Jesus shows that this journey—the experience of living and dying as a human being is what’s important. Why? Because every life is a God-connected life. Every path we take is a path to God. Every experience is connected to all other human experiences, and all the adventures non-humans in other galaxies and dimensions are having, and it’s all connected to God, feeding data directly into the beingof a God with an unquenchable appetite to be everything.
That means every noble quest we have in our lives is a spiritual adventure that’s part and parcel of the fabric of the universe.
Can you imagine that? Have you thought about that? When you go to the beach, you are the nerve endings in the fingertips of God. You are God’s cosmic connection feeling the oddly pleasant sting of the ocean spray as waves crash onto shore, smelling the suntan scents, trying to translate the screeches of lazily drifting Gulls.
When you climb a mountain, God embraces you with cloud-wet air, supports you with muddy clay, reminds you of your connection to the planet with the dirt left under your fingertips.
When you hold a newborn baby or bury a loved one, God experiences the heights of our joy and the depths of our sorrow. Everything in our lives, from our most extraordinary adventures to our most mundane moments, adds to the ever-growing wisdom and spiritual evolution of the entire universe. And that universe exists within us as much as we exist within it.
We are God-components, and we have a straightforward task: to live. To “run the race that is laid out before us,” as Priscilla wrote so long ago.
I think realizing that life is a God journey can help us avoid ruts, or getting stuck in one religious paradigm or another for too long. But that’s only half the story.
Our existence is part of an endless loop into and from God. What does Paul write in Romans? From God, through God, to God, all are things. Our life experiences are processed by God as part of the evolutionary process of the universe. Being—existing, having material form, is part of an infinite loop of loving, creative consciousness.
In the beginning God, in a moment of cosmic self-awareness, explodes into multiple universes, galaxies, planets, and creatures, including us. These things evolve over trillions of years, adding experiences to God, who ceaselessly reconstructs and retransmits new things based on those experiences, and so on, and so on, in an infinite loop of loving, imaginative inventiveness. God lives in us, not just figuratively. God is within us because God is us, and we are God.

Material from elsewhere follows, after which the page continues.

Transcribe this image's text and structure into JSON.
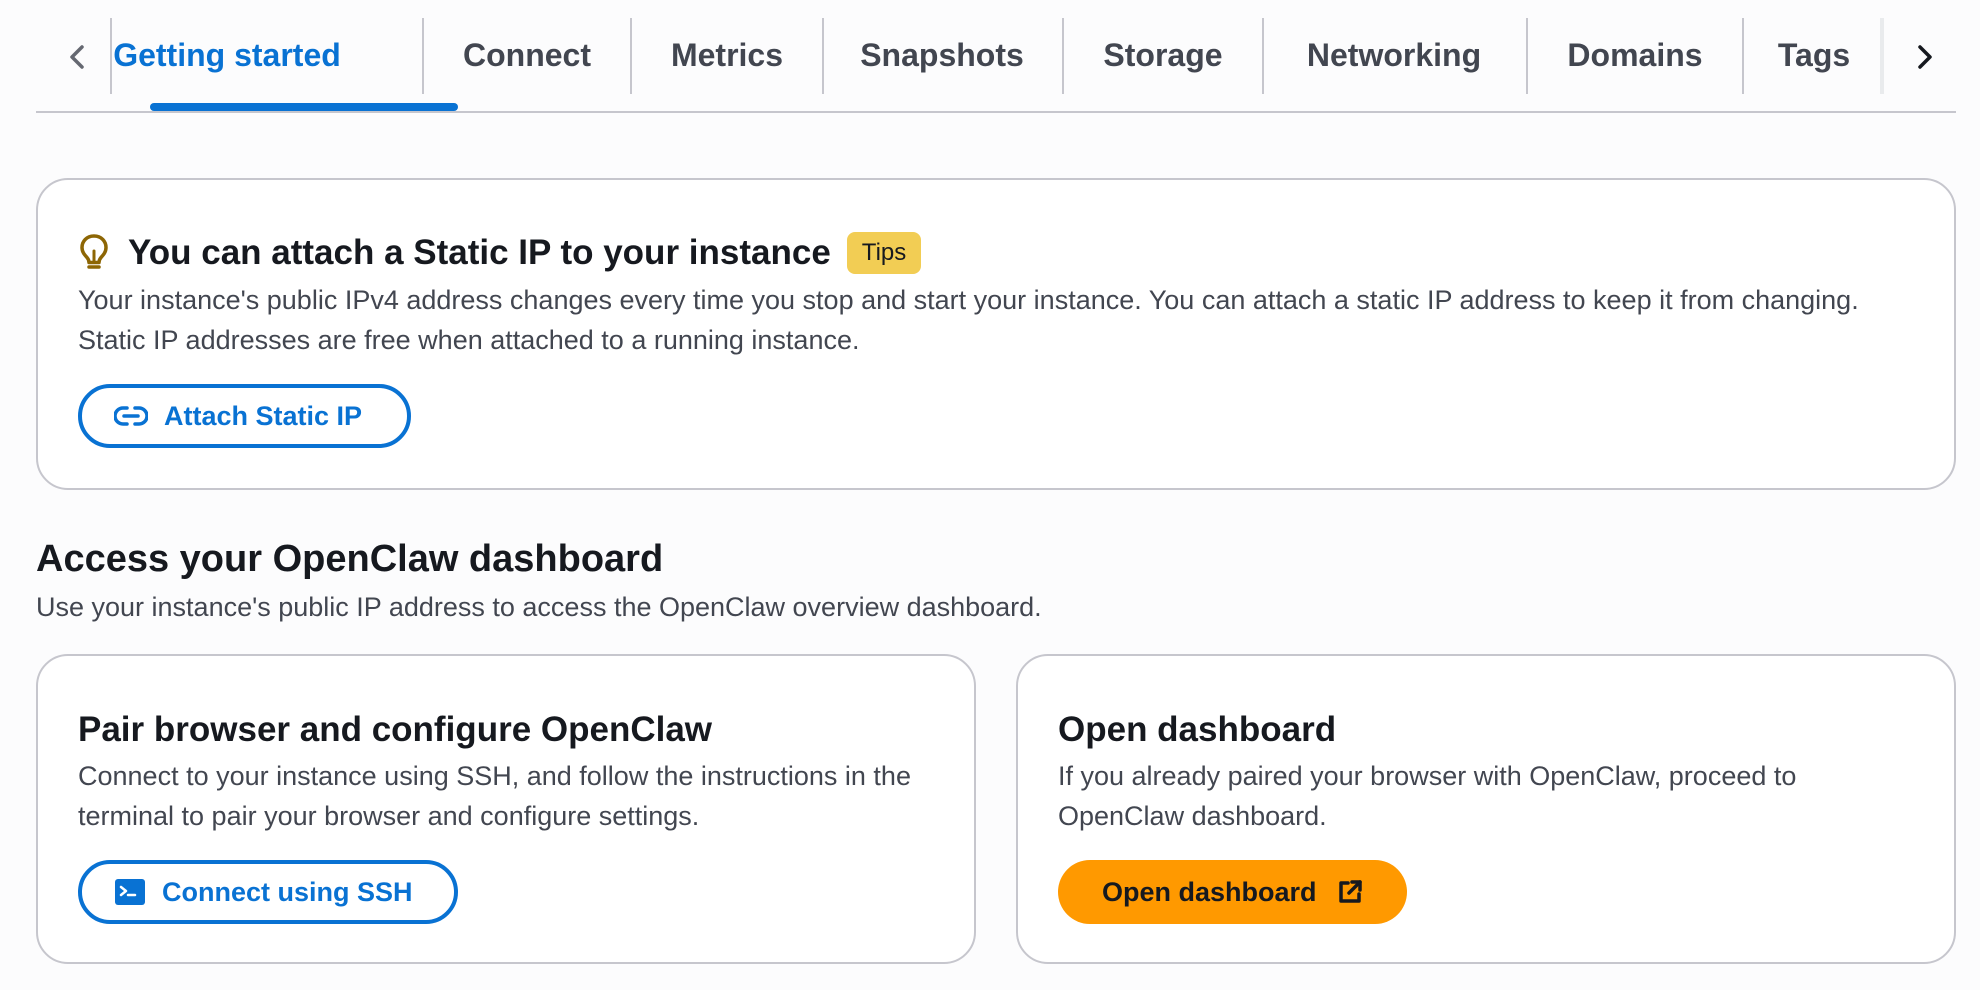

So, let’s live our lives in God, in Christ Conscious, Buddha-aware joy, laughter and love. Fearlessly go on new adventures. Take up new hobbies, eat different foods, and talk to people with dissimilar lifestyles and beliefs. Send a little more love into the cosmos, and see if, together, with intent, we can’t tip the balance of this current reality out of fearful fists and instead into loving embrace.
Let’s recognize every moment of every life as a moment in God that connects us all and weaves us together from and into one consciousness. Let’s fill our lives with a glorious collection of experiences, always remembering that we are participants in God’s infinite creative feedback loop. Feed wisely.
Question:How might looking at your life as a collector of experiences for God change your outlook?